    The presentation from Sirico was part of moving the Pete V. Domenici Institute for Public Policy at New Mexico State University in the direction of helping New Mexicans understand free enterprise and entrepreneurship. The rationale for moving toward entrepreneurship is simple, Domenici said. It is the dearth of entrepreneurship on the part of New Mexicans.
    The conference was Sept. 19 and 20 in Las Cruces. Sirico was the only male on the Sept. 19 program. Sirico heads the Acton Institute of Grand Rapids, Mich. The Institute’s mission, its newsletter says, “is to promote a free and virtuous society characterized by individual liberty and sustained by religious principles.”
    Domenici charged Sirico with teaching Catholic priests the capitalist system.

  • A view on charter items

    Our community has seen a lot of press recently about the four charter amendment ballot questions.  Citizens should vote NO on all four for three reasons: they embody logrolling, further disenfranchisement of voters and more petition exclusions.
    REASON 1: LOGROLLING.  The county has bundled 21 ordinances into four ballot questions, arguing that 1) there wasn’t space on the ballot to list them separately, and 2) they were all related within each question, such that none could stand on its own without affecting all the others in the bundle.

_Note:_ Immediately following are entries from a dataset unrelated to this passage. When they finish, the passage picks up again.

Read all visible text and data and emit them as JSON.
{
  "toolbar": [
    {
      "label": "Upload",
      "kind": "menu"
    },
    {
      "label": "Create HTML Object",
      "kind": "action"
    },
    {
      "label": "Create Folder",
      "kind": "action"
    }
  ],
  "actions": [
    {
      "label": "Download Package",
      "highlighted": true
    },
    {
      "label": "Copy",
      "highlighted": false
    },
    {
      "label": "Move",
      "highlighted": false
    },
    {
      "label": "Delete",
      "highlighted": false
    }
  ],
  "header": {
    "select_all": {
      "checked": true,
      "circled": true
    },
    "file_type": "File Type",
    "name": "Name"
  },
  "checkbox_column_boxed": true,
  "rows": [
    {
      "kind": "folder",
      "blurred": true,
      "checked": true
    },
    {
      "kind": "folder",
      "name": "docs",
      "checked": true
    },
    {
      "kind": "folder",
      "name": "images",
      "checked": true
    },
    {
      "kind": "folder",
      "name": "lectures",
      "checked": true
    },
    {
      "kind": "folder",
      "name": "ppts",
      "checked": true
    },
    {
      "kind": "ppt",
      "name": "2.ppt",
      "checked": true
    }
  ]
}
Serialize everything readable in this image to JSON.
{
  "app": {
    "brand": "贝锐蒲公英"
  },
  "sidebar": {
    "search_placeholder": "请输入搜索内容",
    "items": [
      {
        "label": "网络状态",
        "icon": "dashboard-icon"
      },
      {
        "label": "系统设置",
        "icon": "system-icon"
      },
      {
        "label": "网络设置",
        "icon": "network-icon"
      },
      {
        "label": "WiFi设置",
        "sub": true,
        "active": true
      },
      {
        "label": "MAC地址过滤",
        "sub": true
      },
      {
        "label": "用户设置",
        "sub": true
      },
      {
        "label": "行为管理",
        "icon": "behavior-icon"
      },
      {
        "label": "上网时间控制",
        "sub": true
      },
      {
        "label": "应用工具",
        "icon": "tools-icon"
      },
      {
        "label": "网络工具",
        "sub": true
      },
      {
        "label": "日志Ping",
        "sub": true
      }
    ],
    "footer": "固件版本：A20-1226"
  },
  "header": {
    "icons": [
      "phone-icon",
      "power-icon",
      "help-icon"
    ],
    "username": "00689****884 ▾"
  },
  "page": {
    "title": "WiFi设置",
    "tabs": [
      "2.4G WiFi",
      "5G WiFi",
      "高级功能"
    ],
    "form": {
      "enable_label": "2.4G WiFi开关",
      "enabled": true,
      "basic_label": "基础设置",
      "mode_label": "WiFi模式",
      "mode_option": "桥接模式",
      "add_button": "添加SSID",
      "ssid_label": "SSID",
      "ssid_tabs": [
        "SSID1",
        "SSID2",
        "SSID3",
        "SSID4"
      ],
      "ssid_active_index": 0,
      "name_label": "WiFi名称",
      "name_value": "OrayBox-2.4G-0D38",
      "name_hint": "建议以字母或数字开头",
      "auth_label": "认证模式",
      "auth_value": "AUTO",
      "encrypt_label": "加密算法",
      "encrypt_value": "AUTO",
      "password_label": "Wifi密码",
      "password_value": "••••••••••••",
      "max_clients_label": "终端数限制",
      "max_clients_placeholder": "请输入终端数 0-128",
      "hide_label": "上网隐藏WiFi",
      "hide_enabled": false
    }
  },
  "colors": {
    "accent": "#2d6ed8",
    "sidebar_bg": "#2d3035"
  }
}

    LAGRI pointed out to council “limited space on the ballot” was not grounds for preventing the citizens from voting intelligently on individual and disparate issues; there was no haste to bring these proposals to the voters; and that these proposals could be presented in the special election being planned in the spring for the other charter amendment proposals (e.g. utilities, clerk).  It was also pointed out that a regularly scheduled separate municipal election, as practiced in every other New Mexico municipality, would reduce overload such as this on the general election ballot.